▶ **TASK REQUIREMENTS**:
The records beneath should be printed exactly, and the pictures are to be left out.

▶ **Interface dataset entries**:

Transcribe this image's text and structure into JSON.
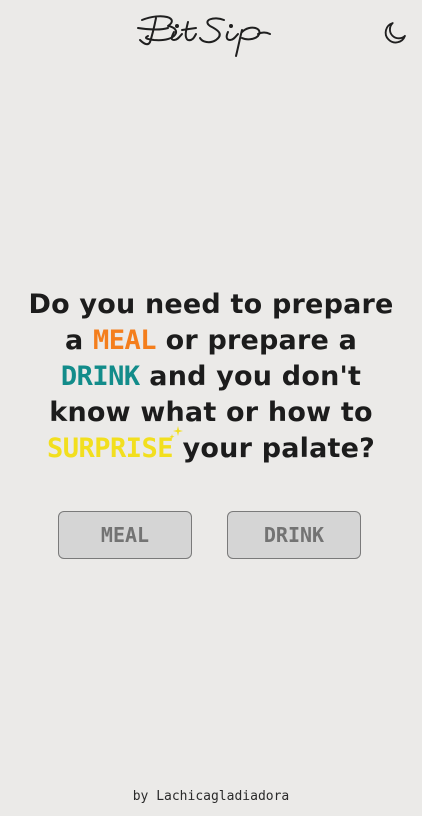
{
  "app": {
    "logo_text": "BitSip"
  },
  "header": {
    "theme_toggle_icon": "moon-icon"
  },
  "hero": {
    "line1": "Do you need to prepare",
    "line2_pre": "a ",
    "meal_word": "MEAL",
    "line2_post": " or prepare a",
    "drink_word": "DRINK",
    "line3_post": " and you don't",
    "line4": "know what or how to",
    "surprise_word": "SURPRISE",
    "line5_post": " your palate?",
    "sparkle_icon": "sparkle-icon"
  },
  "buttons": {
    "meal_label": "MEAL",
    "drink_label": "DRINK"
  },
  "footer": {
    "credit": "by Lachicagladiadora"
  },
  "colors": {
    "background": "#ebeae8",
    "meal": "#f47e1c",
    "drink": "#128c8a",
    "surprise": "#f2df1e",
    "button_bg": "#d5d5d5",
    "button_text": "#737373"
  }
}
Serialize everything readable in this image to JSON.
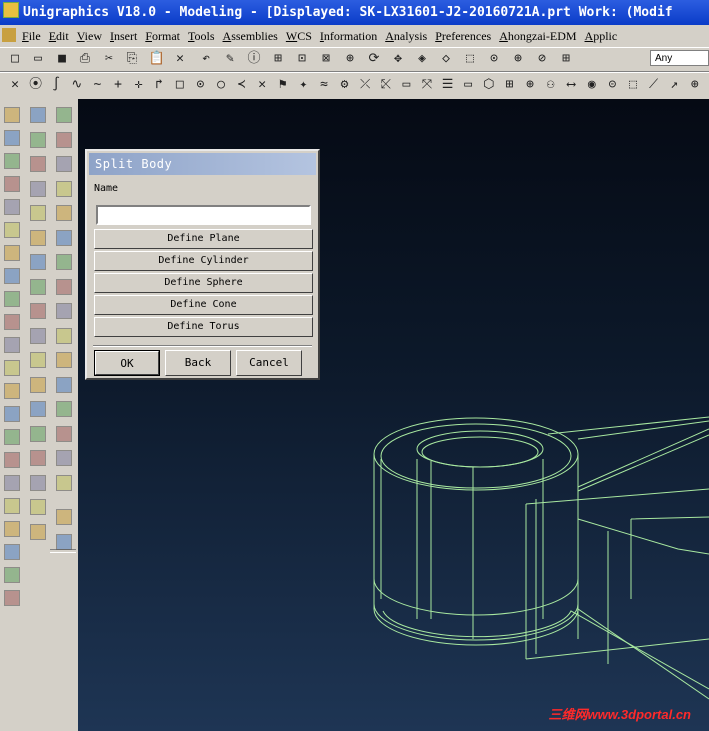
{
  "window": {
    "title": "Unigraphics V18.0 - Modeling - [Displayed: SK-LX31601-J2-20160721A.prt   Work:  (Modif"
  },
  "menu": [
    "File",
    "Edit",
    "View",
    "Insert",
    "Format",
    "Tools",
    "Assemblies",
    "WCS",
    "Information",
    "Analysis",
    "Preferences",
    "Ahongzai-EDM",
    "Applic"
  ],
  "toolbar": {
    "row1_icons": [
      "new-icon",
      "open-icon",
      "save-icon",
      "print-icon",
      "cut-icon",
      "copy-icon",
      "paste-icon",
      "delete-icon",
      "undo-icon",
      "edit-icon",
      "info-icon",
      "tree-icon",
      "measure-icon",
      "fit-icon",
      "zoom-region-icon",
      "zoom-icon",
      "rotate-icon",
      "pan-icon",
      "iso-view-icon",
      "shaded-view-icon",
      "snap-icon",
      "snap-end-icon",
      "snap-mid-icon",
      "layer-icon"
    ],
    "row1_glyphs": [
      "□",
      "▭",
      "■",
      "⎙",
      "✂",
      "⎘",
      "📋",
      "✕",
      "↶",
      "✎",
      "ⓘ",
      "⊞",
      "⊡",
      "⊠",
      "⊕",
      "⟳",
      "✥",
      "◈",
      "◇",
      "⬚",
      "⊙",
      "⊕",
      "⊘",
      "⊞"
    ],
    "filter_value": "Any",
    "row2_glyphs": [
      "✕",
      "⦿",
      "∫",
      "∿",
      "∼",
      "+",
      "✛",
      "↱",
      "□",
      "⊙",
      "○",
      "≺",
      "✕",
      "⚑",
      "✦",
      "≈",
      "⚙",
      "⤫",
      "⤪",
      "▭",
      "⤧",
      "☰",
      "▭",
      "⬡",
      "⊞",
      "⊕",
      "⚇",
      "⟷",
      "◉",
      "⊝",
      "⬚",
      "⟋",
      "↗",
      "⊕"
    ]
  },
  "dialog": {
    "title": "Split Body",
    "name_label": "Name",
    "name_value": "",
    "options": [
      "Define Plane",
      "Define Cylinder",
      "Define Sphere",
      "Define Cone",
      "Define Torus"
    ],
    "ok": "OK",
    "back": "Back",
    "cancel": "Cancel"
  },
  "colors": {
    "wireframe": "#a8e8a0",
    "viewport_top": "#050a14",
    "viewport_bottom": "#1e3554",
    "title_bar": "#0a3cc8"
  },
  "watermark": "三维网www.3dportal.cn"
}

▶ **FINISHED TASK**:
Transcribe this image's text and structure into JSON.
{
  "app": {
    "logo_text": "BitSip"
  },
  "header": {
    "theme_toggle_icon": "moon-icon"
  },
  "hero": {
    "line1": "Do you need to prepare",
    "line2_pre": "a ",
    "meal_word": "MEAL",
    "line2_post": " or prepare a",
    "drink_word": "DRINK",
    "line3_post": " and you don't",
    "line4": "know what or how to",
    "surprise_word": "SURPRISE",
    "line5_post": " your palate?",
    "sparkle_icon": "sparkle-icon"
  },
  "buttons": {
    "meal_label": "MEAL",
    "drink_label": "DRINK"
  },
  "footer": {
    "credit": "by Lachicagladiadora"
  },
  "colors": {
    "background": "#ebeae8",
    "meal": "#f47e1c",
    "drink": "#128c8a",
    "surprise": "#f2df1e",
    "button_bg": "#d5d5d5",
    "button_text": "#737373"
  }
}
Serialize everything readable in this image to JSON.
{
  "window": {
    "title": "Unigraphics V18.0 - Modeling - [Displayed: SK-LX31601-J2-20160721A.prt   Work:  (Modif"
  },
  "menu": [
    "File",
    "Edit",
    "View",
    "Insert",
    "Format",
    "Tools",
    "Assemblies",
    "WCS",
    "Information",
    "Analysis",
    "Preferences",
    "Ahongzai-EDM",
    "Applic"
  ],
  "toolbar": {
    "row1_icons": [
      "new-icon",
      "open-icon",
      "save-icon",
      "print-icon",
      "cut-icon",
      "copy-icon",
      "paste-icon",
      "delete-icon",
      "undo-icon",
      "edit-icon",
      "info-icon",
      "tree-icon",
      "measure-icon",
      "fit-icon",
      "zoom-region-icon",
      "zoom-icon",
      "rotate-icon",
      "pan-icon",
      "iso-view-icon",
      "shaded-view-icon",
      "snap-icon",
      "snap-end-icon",
      "snap-mid-icon",
      "layer-icon"
    ],
    "row1_glyphs": [
      "□",
      "▭",
      "■",
      "⎙",
      "✂",
      "⎘",
      "📋",
      "✕",
      "↶",
      "✎",
      "ⓘ",
      "⊞",
      "⊡",
      "⊠",
      "⊕",
      "⟳",
      "✥",
      "◈",
      "◇",
      "⬚",
      "⊙",
      "⊕",
      "⊘",
      "⊞"
    ],
    "filter_value": "Any",
    "row2_glyphs": [
      "✕",
      "⦿",
      "∫",
      "∿",
      "∼",
      "+",
      "✛",
      "↱",
      "□",
      "⊙",
      "○",
      "≺",
      "✕",
      "⚑",
      "✦",
      "≈",
      "⚙",
      "⤫",
      "⤪",
      "▭",
      "⤧",
      "☰",
      "▭",
      "⬡",
      "⊞",
      "⊕",
      "⚇",
      "⟷",
      "◉",
      "⊝",
      "⬚",
      "⟋",
      "↗",
      "⊕"
    ]
  },
  "dialog": {
    "title": "Split Body",
    "name_label": "Name",
    "name_value": "",
    "options": [
      "Define Plane",
      "Define Cylinder",
      "Define Sphere",
      "Define Cone",
      "Define Torus"
    ],
    "ok": "OK",
    "back": "Back",
    "cancel": "Cancel"
  },
  "colors": {
    "wireframe": "#a8e8a0",
    "viewport_top": "#050a14",
    "viewport_bottom": "#1e3554",
    "title_bar": "#0a3cc8"
  },
  "watermark": "三维网www.3dportal.cn"
}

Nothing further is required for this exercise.